This, however, puts the cart before the horse. Before we jump straight into “how” we should regulate foreign political donations, two questions need to be answered. First, what is meant by a “foreign” political donation? And why should such donations be better regulated?
How do we define ‘foreign’?
There seems to be two understandings of “foreign” in this context: a narrow one that refers to overseas-based donors, and a broad one that extends to all non-citizens, whether or not they are residing overseas.
The “what” connects to the “why”. The concern with overseas-based donors or foreign-sourced donations is one of compliance; enforcement of Australia’s electoral laws overseas is all but impossible.
But what the UK has not done is ban “foreign” political donations in the broad sense – that is, ban donations from all non-citizens. Neither, for that matter, has Canada or the US.
A ban on political donations from all non-citizens would be unconstitutional in Australia; the High Court has previously struck down such a ban. A central part of its reasoning was that non-citizens residing in Australia are entitled to voice their concerns in the political process by virtue of being subject to the laws of the land.
Why should they be more regulated?
A blinkered understanding of Australian society seems to inform some calls for a ban on donations from all non-citizens.
Being exclusively focused on Australian citizens, it fails to recognise how our richly multicultural society includes those who are not citizens, notably permanent residents and long-term residents on temporary visas. These people should not be denied their legitimate role in the democratic process.
Worryingly, this understanding sometimes tips into xenophobia; that “foreigners” should have no role in our political process. More specifically, there seems to be a strand of Sinophobia. Fears of the “yellow peril” has formed an undercurrent of the debate over donations from Chinese companies.

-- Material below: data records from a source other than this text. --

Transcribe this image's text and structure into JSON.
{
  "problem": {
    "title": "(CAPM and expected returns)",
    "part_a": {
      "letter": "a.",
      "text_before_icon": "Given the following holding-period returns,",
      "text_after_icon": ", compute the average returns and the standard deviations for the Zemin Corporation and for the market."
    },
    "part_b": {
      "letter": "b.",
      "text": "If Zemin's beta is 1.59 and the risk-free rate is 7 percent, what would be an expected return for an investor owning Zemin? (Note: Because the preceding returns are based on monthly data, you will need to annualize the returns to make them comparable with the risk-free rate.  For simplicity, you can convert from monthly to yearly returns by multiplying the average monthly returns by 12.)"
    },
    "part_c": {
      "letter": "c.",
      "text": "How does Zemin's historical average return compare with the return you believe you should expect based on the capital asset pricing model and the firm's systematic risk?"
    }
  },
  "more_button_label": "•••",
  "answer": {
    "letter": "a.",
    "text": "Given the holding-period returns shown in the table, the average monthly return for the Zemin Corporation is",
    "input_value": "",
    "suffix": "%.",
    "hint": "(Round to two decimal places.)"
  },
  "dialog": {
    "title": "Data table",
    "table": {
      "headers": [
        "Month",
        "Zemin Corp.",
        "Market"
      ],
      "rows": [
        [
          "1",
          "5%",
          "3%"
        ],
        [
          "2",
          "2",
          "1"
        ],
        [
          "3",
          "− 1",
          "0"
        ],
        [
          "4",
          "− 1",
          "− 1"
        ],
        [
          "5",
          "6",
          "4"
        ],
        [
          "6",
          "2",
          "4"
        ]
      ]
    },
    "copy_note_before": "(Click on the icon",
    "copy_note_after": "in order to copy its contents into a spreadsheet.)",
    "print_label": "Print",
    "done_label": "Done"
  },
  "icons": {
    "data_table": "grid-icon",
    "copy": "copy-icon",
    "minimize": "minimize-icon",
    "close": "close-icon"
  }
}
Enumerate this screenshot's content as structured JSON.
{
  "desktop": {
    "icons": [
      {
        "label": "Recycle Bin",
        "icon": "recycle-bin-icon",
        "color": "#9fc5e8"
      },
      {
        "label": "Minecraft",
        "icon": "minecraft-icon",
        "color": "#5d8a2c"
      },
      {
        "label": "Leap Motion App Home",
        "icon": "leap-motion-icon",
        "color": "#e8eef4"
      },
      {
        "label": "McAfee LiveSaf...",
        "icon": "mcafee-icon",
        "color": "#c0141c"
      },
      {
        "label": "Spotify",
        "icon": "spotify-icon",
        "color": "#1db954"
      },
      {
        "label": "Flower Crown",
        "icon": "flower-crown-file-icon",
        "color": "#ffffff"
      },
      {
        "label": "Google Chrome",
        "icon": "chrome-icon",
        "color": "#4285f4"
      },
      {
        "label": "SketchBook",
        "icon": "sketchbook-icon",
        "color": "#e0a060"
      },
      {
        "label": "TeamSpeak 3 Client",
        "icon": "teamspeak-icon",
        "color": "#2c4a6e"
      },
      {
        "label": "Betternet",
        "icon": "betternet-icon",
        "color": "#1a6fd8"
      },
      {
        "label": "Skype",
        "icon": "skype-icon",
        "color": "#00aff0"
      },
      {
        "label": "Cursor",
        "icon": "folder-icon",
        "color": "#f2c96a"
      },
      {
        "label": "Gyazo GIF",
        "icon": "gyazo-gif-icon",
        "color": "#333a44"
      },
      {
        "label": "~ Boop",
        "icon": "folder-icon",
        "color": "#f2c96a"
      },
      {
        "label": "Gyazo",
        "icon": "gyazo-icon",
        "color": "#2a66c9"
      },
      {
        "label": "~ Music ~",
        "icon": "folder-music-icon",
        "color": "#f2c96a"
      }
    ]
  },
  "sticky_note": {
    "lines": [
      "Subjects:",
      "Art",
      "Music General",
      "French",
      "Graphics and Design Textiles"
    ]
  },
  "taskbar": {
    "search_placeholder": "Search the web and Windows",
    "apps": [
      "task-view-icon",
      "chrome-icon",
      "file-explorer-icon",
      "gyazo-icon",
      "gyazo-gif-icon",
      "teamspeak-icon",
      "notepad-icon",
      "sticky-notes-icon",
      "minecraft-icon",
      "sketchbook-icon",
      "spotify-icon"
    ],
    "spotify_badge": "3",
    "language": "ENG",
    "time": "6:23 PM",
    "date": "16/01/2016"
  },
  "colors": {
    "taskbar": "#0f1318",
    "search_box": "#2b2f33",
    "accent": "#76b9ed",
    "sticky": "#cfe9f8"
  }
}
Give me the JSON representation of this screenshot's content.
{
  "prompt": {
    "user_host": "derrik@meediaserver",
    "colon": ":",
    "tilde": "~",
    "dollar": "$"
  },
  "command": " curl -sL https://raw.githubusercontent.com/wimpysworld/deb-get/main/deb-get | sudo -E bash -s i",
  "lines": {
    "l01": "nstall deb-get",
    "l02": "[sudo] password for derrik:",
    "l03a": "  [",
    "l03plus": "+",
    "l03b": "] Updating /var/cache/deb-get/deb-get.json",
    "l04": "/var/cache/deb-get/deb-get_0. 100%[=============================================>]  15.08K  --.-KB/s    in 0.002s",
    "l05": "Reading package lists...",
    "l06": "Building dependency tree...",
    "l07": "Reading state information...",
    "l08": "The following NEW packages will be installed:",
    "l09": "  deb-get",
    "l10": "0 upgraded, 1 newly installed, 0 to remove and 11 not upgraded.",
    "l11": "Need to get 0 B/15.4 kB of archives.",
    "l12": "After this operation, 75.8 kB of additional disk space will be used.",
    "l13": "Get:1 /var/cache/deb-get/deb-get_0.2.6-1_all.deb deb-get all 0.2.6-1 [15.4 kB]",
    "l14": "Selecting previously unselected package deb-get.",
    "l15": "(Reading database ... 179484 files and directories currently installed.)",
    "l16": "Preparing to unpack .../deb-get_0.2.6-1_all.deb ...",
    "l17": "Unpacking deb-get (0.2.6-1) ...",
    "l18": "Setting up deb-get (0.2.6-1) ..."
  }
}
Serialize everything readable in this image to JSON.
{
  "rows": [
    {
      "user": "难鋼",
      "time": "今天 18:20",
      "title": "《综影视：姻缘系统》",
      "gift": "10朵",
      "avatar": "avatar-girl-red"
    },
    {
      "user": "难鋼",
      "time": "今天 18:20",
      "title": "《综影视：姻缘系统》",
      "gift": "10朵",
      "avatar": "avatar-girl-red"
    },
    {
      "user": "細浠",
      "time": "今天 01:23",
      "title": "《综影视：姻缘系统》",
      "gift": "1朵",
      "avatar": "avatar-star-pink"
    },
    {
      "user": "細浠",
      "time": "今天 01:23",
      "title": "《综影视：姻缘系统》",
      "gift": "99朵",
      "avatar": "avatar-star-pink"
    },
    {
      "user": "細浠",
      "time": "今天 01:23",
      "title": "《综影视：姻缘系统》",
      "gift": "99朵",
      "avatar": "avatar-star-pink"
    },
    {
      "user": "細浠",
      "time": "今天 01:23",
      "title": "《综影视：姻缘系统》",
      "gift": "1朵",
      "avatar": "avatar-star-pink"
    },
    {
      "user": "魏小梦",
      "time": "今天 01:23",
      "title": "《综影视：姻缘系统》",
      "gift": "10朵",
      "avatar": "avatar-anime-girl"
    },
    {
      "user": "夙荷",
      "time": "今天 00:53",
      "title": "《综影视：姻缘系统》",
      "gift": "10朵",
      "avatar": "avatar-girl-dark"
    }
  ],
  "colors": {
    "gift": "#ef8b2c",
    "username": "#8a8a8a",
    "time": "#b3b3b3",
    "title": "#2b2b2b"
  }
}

The misdiagnosis runs even deeper. A distorted focus on “foreignness” results in a failure to appreciate how “foreign” political donations simply highlight broader problems with how political money is (not) regulated at the federal level.
The absence of caps on political donations and spending – like those in New South Wales – has allowed unsavoury fundraising practices to thrive. A laissez-faire culture within political parties has left systemic conflicts of interest unaddressed. Both have undermined public confidence in the political process.
Foreign-sourced donations should be banned. But, more importantly, federal political finance laws need broader reform to protect the integrity of Australia’s democracy.